■ Problem to solve
Which lines below mention "error"? Pick each one out.

#### Records for the task

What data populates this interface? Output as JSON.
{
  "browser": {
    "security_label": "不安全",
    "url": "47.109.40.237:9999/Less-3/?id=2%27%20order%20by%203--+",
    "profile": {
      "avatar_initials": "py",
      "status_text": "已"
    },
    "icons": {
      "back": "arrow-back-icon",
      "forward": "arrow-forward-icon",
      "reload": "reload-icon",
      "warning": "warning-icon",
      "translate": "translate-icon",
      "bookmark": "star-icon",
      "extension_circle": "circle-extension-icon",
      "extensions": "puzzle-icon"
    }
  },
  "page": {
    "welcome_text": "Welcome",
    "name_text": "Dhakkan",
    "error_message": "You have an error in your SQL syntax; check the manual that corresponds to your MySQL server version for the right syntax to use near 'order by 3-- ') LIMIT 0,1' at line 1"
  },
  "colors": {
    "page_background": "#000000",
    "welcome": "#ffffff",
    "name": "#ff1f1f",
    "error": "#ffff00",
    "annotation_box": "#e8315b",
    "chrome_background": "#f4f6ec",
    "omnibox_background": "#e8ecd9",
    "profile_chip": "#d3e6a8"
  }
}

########

■ Exercise response
    "error_message": "You have an error in your SQL syntax; check the manual that corresponds to your MySQL server version for the right syntax to use near 'order by 3-- ') LIMIT 0,1' at line 1"
    "error": "#ffff00",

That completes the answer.